Student athletes find a way to train, stay in shape during the pandemic

Student+athletes+have+been+able+to+work+out+in+small+groups+at+the+Cal+High+field+while+maintaining+social+distancing.

Logan VIsola

Student athletes have been able to work out in small groups at the Cal High field while maintaining social distancing.

Tanner Curtis, Staff Writer

While club sports are returning to action bit by bit, high school sports have been almost non-existent since March. 

But despite this nearly eight-month hiatus because of the coronavirus pandemic, Cal High’s student athletes have found their own ways to train and stay in playing shape so they’re ready to go once prep seasons get rolling again next month.

“I went to the fields by myself to train since they were still open,” said junior Noah Nguyen, who plays for Cal’s soccer team.

The reason sports have not been brought back completely is because Contra Costa County health officials have struggled to find a safe way for sports to be played while minimizing the risk of spreading COVID-19. The California Interscholastic Federation also postponed the fall sports season to December or later.

As a result of the decision, football, cheer/song, cross country, water polo, and volleyball have been moved to the winter season and will be allowed to host their first practices on Dec. 14. Women’s golf, which is generally a fall sport, has been moved to the spring with men’s golf and will begin on March 15.

But these setbacks have not stopped students from training, Nguyen is among the many athletes who have been going to public fields at Central Park or Sycamore Valley to practice by themselves or in small groups. Some students have even received professional help to stay in shape.

“My teammate and I went to a personal trainer once a week for two months, ” said Nguyen 

Other students had to be more creative since they didn’t have access to a personal trainer.

“I do drills in my backyard and go on runs to stay in shape” junior soccer player Nick Taticek said.

Weight lifting and physical training has been hard as well because the gyms have only just started opening at a limited capacity. For a sport like football where it is crucial to workout and lift weights, students have had a very hard time getting in their workouts.

“To stay in shape I just started to go to the gym again, and while it was closed I had workout equipment at home,” junior football player Jason Duggs said.

Some students have gotten exercise bikes and weights and kept them in their houses, doing their best to replicate their typical gym workout routine from the safety of their own home.

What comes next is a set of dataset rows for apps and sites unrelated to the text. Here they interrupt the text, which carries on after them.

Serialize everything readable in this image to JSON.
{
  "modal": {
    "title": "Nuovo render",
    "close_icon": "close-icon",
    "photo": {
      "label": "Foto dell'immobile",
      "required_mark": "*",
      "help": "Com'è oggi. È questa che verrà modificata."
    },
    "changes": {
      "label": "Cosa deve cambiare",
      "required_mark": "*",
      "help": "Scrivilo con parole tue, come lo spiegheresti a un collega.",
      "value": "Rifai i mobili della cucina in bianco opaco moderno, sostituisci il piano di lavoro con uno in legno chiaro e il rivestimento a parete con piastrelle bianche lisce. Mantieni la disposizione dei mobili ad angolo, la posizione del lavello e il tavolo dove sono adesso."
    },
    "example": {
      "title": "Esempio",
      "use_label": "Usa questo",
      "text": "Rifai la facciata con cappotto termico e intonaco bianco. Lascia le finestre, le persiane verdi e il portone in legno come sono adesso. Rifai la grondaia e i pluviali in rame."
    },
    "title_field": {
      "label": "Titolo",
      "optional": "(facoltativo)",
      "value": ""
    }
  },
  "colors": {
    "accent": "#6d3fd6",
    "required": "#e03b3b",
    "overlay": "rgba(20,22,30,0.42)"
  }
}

“I have some gym equipment [bicycle and elliptical] in my garage, so I’ve been using that more than anything to stay active,” senior rugby player Diana Castaneda said. “Also in my garage I do a bit of cardio on this step platform to also work on footwork, and I’ll also do some basic strength training workouts.”

Recently some clubs have started to allow teams to practice again, with many precautions. 

“Since I have come back to soccer my team has been split up into two groups of 11 and we are not allowed to have any contact while we play,” Nguyen said. “We also have to wear masks to and from the field, and keep our bags six feet apart during water breaks.”

Logan Visola

Practices have been held in small groups for some sports at Cal, including soccer. 

“I’ve actually had team practices so I’ve been going to those,” junior soccer player Naya Pollack said. “I also run on my own time to stay in shape because we haven’t played games.”

School sports have started to return in a limited fashion. While formal, full-team practices can’t begin until December, the San Ramon Valley Unified School district approved in September Small Group Activities (SGAs)  that allow a maximum of 12 players to work with one coach for up to four weeks. The SGAs format and rules allow for these units to work exclusively together and not intermingle with any players or coaches from other groups during that time.

“We have a conditioning camp every Monday and Wednesday,” Duggs said.

Football can be a hard sport to maintain social distancing while playing so just doing conditioning seems like the smartest and safest way to keep the athletes in shape. 

“We are put into small groups of eight or nine and wear masks coming and going to practice,” Duggs said.

The most common strategies seem to be breaking people off into small groups so that it is easier to social distance. Since it is harder to be active while wearing masks, most coaches don’t require them while playing, making it even more important to social distance.

Some athletes have not been so lucky and they haven’t had a return to their sport yet. 

“I don’t get to play baseball until we have open fields in January,” junior Dylan Allen said.

While not everyone has gotten to come back to play the sport they love, they are on the road back. And as long as coaches and athletes follow proper safety guidelines, high school sports will be able to return in this difficult time. 

But until then, these student athletes will continue to find new ways to practice and stay in playing shape.